As a cloud and infrastructure security engineer, I have worked with engineering teams and auditors for information security assessments, including ISO 27001 and SOC2. In many industries, customers require compliance before even considering purchasing a product. From a customer’s point of view, how can they assess the strength of an vendor’s information security practices? In theory, the customer can rely on a third-party auditor to help verify an organization’s security practices. Unfortunately, in many cases, compliance ends up as a race to the bottom for both engineering teams and third-party auditors.

Compliance-driven Engineering

When management determines that a product needs to meet certain compliance standards, it is understandable that engineering teams receive compliance requirements in the same manner as any other feature. This approach leads to a mindset of finding the gaps between the compliance standard and the system under examination and then determining how to close those gaps as quickly and cheaply as possible. With this approach, engineering teams without strong management dedication to security tend to apply point fixes to meet the minimum requirements in the areas that auditors will examine. I call this approach “compliance-driven engineering”.

Chasing multiple different compliance standards without strong security resourcing, policies, and implemented process is an anti-pattern from both business and security perspectives. Achieving audited compliance with each marginal standard requires a large monetary and time commitment. Engineering teams should consider that this takes resources away from actual security work. Further, most security standards overlap for the vast majority of their controls, so control mapping and paper shuffling occupies much of the time required to complete an audit. Spending time on compliance, especially without a well resourced or mature security program, means engineers cannot work on things that matter, all while technical debt accrues.

Finally, after going through an audit, an astutue engineer will realize that the auditors have close to zero idea about anything technical or security related. During audit walkthroughs, the product team could easily omit discussion of deficient areas of the system or, more likely, auditors will simply not probe deep enough to discover deficiencies. Instead, auditors focus on easily understandable areas such as user access reviews, change management processes, and corporate policies. One tip an auditor told me: do not show anything with red on it because the auditors will ask follow up questions. For an engineer, this really illustrates the minimal value we can derive from an audit; auditors do not have the skills or motivation to dig deeper. Given the cost of an audit by a Big Four accounting firm, I would think they could employ an engineer on the audit team, but the incentives are not there. Auditors instead want to complete their engagement as quickly as possible and work with the customer to make their audit report look favorable, thereby preserving the chances of engagements for future audits. If an auditor does a thorough job and delivers a report with unfavorable findings, the customer can simply find a different auditor who does not dig as deep or is willing to overlook deficiencies. Overall this leads to a system of misaligned incentives (if security is the goal) from both the engineering team and auditors, resulting in devaluing the contents of the audit report.

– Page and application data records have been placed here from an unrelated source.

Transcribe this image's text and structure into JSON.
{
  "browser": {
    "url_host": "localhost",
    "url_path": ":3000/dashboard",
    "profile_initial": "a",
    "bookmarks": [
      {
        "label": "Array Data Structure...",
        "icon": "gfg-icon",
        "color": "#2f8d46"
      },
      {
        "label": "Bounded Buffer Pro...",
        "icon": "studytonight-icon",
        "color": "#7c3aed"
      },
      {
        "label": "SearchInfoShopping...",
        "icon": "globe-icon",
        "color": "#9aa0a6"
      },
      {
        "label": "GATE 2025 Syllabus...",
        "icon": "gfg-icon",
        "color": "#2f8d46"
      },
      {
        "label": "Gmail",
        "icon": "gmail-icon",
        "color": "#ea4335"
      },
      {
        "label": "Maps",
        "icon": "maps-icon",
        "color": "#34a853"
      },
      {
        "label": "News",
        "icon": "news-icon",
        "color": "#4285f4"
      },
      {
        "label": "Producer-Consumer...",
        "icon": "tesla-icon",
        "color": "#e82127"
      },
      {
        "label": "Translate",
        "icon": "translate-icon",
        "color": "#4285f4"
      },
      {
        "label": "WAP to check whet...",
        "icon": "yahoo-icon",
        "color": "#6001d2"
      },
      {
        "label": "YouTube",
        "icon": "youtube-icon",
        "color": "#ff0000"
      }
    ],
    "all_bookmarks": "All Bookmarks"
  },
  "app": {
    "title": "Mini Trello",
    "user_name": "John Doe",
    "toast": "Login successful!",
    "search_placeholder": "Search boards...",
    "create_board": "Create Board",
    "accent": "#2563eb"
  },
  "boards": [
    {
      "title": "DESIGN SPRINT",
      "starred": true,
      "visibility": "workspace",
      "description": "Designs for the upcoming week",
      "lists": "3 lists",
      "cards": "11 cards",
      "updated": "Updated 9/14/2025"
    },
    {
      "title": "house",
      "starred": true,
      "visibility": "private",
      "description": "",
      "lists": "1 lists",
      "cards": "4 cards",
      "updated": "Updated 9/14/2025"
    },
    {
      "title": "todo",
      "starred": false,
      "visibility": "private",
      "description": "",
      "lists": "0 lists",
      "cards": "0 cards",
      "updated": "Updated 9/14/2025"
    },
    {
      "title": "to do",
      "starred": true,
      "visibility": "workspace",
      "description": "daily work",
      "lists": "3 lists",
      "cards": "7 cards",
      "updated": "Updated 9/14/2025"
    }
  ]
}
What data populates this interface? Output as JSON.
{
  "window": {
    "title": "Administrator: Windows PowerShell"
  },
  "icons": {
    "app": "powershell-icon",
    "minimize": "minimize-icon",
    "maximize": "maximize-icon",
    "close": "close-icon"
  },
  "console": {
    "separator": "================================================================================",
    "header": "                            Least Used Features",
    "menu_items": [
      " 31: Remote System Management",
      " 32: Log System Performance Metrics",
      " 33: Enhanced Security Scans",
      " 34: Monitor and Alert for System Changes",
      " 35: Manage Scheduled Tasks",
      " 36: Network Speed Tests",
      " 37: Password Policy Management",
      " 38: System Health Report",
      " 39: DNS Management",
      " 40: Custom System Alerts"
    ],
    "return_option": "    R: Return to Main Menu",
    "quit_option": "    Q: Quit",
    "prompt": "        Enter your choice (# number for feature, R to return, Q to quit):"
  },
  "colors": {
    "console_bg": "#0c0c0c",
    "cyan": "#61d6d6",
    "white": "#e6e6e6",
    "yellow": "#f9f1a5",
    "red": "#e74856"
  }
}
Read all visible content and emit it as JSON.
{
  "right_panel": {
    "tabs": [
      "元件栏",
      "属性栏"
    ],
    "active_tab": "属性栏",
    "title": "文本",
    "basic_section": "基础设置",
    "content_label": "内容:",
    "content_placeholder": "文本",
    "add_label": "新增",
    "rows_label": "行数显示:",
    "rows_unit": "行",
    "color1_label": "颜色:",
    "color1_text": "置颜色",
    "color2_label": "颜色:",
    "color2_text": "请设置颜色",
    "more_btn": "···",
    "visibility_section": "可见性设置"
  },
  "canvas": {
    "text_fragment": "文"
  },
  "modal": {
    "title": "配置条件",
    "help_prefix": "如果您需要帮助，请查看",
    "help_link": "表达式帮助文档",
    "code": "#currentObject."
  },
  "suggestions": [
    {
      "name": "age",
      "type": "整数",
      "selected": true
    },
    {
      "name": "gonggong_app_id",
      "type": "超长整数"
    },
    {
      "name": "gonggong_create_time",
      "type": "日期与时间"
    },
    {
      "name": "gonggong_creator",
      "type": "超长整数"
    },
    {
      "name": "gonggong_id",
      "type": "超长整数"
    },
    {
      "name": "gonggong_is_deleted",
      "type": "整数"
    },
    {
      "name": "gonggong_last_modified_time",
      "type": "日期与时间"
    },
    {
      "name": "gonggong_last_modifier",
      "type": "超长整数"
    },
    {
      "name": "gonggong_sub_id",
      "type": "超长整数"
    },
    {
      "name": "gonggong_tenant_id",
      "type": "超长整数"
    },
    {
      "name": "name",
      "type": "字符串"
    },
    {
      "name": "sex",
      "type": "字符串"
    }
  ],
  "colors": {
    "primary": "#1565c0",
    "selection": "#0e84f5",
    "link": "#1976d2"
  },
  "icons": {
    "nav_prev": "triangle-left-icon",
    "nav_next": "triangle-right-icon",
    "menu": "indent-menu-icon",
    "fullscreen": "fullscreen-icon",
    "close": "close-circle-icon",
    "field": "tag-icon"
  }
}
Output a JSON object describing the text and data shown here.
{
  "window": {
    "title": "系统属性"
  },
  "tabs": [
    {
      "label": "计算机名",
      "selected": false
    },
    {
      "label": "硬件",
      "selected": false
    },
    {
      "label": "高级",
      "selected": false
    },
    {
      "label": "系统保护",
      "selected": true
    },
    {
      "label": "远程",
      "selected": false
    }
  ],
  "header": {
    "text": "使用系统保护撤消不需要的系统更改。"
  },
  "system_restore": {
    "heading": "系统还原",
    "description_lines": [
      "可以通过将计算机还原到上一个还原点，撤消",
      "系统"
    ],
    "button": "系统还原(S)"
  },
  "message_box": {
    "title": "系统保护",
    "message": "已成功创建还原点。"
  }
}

Engineering-driven Compliance

Instead of compliance-driven engineering, I believe that organizations wanting to prioritize security (not compliance) should just do the right things and then use audits to show off their work. I call this “engineering-driven compliance”. Management should dedicate resources to performing security engineering throughout the software development lifecycle and embed security champions within engineering teams to develop a mature security program.

Securing a modern SaaS is a full time job and security-focused engineers have a wide range of areas they can tackle. If compliance is required (often it is), we should realize that audits are boring and do not generate security value, so audit-related processes should be automated as much as possible. Further, organizations should employ dedicated compliance staff to take on as much of the work as possible and minimize the burden on engineering teams. One of my favorite posts on aligning security and compliance while minimizing wasted effort is The SOC2 Starting Seven.

I realize this section is light on details, but organizations should just let people who care about security do their job and let compliance follow, while minimizing the time it takes away from security engineering. To minimize compliance friction, organizations should employ security engineers to establish best practices and standardized security services that can be reused by multiple teams throughout the organization. Compliance and security teams should work with engineering teams early in the product’s development to build in the best practices that auditors will look for.


Information security is an important part of a product. Engineering teams should consider security throughout the product’s lifecycle, not add it as an afterthought. While compliance may be necessary, I believe all compliance work should be approached with the mindset that time spent on compliance is time not spent protecting systems. An engineering team leveraging standardized security services and patterns should have to do relatively less dedicated compliance work, when compared to a team attempting to wrap compliance around security and process debt, allowing them to maintain feature velocity while working on actually improving security.